Its pegging to a basket of fiat currencies means it doesn’t qualify as a true cryptocurrency. Nevertheless, it is being heavily associated with the crypto space, and its impact in its launch year could mean the industry comes under newfound scrutiny, both from a positive and negative perspective.
The single most significant change that Libra is likely to carry into the world of cryptocurrencies is the process of migrating real-world money into the digital environment. Calibra looks likely to function in a similar way to more conventional P2P payment platforms, like Venmo and PayPal. There is a key difference, however: the transactions will be made in the new Libra denomination, and accessible to a sizable portion of Facebook’s global audience. That’s 2.3 billion active users.
If you compare that to the total number of the world’s citizens that have ever owned a cryptocurrency, it is quite telling. According to figures from cybersecurity firm Kaspersky, that’s around 19% of the world’s population, or 1.5 billion people. So Libra has the potential to leapfrog the entire cryptocurrency industry with a successful launch, opening more people’s eyes to the benefits of cryptocurrencies.
Some government regulators in the EU and the USA have already insisted on more oversight into Libra before a full-scale launch. In spite of this, the Libra adoption in other parts of the world indicates a path forward full of promise for the concept of an economy based on digital currency. If Libra is able to achieve wider acceptance and become a mainstream presence, it’s not beyond the scope of possibility for other digital currencies to find their way into the Calibra infrastructure. The fact that certain entities like Xapo and Coinbase are already in the Libra association, is indicative of this vision for the future.

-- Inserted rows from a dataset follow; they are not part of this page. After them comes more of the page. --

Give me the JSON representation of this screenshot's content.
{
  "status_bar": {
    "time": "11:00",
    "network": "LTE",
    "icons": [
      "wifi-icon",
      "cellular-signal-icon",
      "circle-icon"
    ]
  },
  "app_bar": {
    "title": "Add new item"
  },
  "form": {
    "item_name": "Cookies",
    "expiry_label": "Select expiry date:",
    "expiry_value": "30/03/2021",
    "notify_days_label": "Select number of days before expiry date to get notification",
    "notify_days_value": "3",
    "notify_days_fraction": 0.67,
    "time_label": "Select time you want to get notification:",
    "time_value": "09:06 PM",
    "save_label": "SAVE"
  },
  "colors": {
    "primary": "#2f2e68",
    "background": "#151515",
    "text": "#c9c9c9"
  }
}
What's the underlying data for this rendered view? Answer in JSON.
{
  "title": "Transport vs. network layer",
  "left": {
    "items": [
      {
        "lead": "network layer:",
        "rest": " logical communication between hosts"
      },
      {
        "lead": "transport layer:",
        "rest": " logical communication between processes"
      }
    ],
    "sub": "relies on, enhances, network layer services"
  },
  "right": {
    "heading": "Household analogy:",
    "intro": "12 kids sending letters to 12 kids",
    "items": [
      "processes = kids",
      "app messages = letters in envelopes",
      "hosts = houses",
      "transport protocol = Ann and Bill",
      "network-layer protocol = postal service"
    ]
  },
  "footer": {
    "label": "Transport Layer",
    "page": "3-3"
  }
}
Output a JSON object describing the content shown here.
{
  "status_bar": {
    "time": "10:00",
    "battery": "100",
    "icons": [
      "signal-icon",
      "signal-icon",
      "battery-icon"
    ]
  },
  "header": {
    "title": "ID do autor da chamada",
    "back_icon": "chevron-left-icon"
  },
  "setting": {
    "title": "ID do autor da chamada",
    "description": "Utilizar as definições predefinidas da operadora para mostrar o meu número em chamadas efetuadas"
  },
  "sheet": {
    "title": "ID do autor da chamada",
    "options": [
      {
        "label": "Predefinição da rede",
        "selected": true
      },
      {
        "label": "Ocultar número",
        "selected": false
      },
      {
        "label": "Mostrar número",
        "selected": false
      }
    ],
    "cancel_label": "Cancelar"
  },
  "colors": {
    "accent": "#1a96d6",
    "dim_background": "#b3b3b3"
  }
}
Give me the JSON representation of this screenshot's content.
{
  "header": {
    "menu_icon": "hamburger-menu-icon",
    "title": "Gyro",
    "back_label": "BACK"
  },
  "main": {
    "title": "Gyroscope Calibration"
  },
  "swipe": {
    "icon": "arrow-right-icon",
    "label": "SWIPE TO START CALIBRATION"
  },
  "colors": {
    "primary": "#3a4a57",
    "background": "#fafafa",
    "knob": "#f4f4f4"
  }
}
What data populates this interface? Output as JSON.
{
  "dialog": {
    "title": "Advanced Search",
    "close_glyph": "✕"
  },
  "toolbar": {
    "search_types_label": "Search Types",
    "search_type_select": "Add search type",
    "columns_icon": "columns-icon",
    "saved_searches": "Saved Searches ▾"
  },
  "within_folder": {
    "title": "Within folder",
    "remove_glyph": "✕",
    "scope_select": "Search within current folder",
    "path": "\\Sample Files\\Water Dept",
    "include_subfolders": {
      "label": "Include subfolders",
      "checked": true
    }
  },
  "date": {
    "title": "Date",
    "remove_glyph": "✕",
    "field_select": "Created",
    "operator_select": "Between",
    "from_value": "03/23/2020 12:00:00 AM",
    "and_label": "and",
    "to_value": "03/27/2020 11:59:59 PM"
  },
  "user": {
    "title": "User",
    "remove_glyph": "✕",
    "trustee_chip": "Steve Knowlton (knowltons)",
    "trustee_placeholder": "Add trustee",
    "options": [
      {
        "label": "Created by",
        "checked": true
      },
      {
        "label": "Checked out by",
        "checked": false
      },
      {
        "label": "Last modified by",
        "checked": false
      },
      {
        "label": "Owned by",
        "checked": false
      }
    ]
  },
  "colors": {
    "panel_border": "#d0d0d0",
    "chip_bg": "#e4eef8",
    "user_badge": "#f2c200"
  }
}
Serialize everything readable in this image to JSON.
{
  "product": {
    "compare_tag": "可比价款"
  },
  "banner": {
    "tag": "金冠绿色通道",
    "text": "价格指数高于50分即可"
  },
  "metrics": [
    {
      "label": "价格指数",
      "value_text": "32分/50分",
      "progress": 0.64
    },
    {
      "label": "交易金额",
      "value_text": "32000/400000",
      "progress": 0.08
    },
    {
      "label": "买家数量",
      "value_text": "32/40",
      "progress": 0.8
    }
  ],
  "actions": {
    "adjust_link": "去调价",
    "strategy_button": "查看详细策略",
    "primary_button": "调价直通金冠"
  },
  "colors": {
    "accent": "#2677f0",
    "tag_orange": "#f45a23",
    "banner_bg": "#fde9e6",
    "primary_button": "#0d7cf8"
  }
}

Libra does, however, pose a risk to the future of cryptocurrency. The visibility and reputation of the tech giants behind Libra, which includes Facebook and Uber, is a clear and present danger to cryptocurrency. Both companies have had notorious episodes of high-profile data breaches, and governments have justifiable doubts about the capability of these huge companies to adequately protect their users’ personal financial information. There are also question marks about the way they use that information themselves.
These substantial concerns cast an ominous shadow over the potential visibility and adoption of Lobra as a mainstream payment option. If users or governments aren’t filled with confidence by the premise of Libra, this could add fuel to the fire of scepticism that still surrounds cryptocurrencies in the eyes of some.
That said, Libra has more hope than anything released so far of becoming a mainstream digital currency. The potential of failure for Libra doesn’t necessarily represent a fatal blow for the cryptocurrency world, but the struggles it faces could serve to further hamper the progress of digital assets after years of unnecessary volatility and controversy.
Ultimately, Libra stands as a substantial question mark for the cryptocurrency space. There is even the possibility that Libra is so distinct from existing cryptocurrencies that there will be no intersection of the two worlds at all.
That said, the majority of indications suggest that Libra will be society’s most significant step to date towards the concept of processing day-to-day transactions with digital currency. It is not yet known whether Bitcoin or Ethereum intend to share in that fate – perhaps they will wait to see the lay of the land before deciding which way to go. One thing is for sure, though: they will both be receiving a new level of attention when Libra launches in 2020.
It’s an exciting and apprehensive time for the crypto space, and all will undoubtedly be watching with interest as events unfold.